App and web page records:

((

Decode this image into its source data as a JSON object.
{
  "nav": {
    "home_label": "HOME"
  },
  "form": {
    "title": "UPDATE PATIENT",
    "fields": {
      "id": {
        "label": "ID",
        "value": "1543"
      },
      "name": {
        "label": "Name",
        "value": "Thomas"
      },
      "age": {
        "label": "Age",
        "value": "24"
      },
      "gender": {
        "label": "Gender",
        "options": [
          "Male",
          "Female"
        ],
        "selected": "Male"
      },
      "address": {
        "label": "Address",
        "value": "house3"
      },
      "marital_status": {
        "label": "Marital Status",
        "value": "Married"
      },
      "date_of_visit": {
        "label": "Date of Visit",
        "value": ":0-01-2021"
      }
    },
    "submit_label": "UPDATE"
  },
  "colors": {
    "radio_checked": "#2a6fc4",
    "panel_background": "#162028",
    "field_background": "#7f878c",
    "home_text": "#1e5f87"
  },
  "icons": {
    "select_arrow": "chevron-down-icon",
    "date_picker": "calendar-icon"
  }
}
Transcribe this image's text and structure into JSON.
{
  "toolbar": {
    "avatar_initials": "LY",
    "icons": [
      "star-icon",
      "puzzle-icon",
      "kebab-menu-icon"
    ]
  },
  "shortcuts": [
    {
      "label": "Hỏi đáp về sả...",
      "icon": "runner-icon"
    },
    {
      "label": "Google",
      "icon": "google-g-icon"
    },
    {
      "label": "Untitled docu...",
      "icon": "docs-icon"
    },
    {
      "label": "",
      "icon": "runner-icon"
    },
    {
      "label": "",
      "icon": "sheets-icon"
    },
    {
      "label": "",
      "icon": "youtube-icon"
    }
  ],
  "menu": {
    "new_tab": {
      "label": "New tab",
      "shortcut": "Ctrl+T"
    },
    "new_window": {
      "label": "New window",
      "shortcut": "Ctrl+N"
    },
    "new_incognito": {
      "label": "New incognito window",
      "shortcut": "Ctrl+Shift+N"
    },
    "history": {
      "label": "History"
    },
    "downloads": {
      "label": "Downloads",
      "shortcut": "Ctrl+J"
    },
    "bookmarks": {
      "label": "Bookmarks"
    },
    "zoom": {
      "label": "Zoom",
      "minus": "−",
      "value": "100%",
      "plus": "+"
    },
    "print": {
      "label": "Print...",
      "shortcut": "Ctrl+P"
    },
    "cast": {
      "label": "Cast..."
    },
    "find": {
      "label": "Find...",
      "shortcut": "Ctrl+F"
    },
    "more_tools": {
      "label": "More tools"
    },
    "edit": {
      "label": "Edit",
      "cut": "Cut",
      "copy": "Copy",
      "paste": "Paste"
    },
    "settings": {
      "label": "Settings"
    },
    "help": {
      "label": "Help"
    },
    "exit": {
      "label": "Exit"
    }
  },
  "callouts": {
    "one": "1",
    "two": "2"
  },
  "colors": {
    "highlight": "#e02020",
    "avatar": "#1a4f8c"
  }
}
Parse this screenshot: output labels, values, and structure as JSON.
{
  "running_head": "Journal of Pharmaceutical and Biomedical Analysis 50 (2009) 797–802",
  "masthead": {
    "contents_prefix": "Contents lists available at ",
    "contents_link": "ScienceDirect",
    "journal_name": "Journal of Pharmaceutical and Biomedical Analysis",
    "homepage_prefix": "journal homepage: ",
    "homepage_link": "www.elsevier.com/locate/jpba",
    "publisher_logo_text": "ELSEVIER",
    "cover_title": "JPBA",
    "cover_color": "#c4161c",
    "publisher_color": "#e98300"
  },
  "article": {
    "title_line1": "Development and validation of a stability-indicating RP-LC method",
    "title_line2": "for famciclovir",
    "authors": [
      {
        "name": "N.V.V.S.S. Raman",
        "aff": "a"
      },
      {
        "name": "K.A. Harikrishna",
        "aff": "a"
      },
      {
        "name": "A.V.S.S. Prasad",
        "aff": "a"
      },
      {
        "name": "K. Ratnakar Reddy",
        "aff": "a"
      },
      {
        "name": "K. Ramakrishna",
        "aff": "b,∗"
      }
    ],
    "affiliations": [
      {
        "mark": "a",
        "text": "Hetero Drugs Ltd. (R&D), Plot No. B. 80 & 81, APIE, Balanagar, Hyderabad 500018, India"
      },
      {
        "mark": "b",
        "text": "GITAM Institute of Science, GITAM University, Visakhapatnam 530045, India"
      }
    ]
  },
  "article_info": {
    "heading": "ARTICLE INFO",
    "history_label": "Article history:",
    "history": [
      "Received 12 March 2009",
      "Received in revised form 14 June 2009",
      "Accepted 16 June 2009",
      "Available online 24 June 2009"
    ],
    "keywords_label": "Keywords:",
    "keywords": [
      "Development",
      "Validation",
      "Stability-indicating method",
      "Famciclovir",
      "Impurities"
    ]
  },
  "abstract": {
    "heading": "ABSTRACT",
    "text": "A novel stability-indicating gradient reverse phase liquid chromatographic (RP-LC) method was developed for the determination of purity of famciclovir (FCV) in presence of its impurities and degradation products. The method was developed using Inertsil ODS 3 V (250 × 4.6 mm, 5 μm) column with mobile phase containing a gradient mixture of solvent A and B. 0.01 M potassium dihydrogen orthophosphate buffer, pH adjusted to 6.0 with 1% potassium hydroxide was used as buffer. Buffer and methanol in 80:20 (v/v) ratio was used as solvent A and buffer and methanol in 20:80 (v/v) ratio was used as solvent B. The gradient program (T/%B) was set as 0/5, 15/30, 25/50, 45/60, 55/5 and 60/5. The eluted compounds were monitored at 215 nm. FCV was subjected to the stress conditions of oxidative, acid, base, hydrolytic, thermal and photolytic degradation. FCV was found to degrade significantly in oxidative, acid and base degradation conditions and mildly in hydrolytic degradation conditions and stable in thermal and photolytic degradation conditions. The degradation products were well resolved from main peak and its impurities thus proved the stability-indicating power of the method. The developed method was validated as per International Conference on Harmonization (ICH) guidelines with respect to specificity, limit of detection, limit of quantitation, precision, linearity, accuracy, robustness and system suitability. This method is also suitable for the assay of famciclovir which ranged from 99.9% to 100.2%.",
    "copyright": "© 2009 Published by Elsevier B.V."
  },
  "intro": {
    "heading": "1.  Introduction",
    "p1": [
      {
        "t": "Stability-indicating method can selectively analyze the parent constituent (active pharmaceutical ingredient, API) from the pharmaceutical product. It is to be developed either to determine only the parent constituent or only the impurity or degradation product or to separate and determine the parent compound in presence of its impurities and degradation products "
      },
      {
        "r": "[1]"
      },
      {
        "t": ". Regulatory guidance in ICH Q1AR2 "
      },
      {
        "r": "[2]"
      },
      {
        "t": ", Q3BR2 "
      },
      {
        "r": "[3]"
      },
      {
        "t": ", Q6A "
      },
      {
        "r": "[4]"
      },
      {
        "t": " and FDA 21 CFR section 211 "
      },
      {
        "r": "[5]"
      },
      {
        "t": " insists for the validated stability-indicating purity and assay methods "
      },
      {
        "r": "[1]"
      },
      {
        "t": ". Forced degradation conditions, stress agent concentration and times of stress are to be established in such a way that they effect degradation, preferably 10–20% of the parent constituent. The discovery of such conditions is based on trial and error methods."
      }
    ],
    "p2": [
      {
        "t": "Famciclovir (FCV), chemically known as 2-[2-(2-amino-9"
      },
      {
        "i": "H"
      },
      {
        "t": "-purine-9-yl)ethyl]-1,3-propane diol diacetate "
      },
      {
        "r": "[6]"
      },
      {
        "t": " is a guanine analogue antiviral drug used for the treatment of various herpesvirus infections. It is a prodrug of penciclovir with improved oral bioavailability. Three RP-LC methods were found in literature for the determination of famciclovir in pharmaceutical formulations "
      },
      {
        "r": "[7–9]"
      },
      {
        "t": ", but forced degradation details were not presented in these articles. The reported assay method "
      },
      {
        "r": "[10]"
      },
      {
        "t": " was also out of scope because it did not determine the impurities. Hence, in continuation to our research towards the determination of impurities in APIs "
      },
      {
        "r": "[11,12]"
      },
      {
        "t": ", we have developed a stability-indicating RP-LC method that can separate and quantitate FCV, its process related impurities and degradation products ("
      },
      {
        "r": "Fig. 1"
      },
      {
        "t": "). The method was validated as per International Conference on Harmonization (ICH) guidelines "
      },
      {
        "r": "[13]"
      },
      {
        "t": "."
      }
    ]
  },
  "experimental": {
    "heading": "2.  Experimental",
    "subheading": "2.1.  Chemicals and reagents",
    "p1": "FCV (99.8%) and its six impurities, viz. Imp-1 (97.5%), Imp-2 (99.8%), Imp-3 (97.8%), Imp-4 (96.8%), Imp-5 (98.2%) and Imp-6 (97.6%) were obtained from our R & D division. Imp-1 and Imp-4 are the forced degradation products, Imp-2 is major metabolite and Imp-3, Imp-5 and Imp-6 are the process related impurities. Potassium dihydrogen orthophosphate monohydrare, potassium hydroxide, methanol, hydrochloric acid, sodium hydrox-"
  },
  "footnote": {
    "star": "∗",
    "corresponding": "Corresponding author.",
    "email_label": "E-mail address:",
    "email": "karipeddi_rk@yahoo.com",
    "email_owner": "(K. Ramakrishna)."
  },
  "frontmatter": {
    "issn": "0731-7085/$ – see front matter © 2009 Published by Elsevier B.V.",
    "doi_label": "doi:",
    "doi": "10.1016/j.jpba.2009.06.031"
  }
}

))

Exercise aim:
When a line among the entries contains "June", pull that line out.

Result of this exercise:
      "Received in revised form 14 June 2009",
      "Accepted 16 June 2009",
      "Available online 24 June 2009"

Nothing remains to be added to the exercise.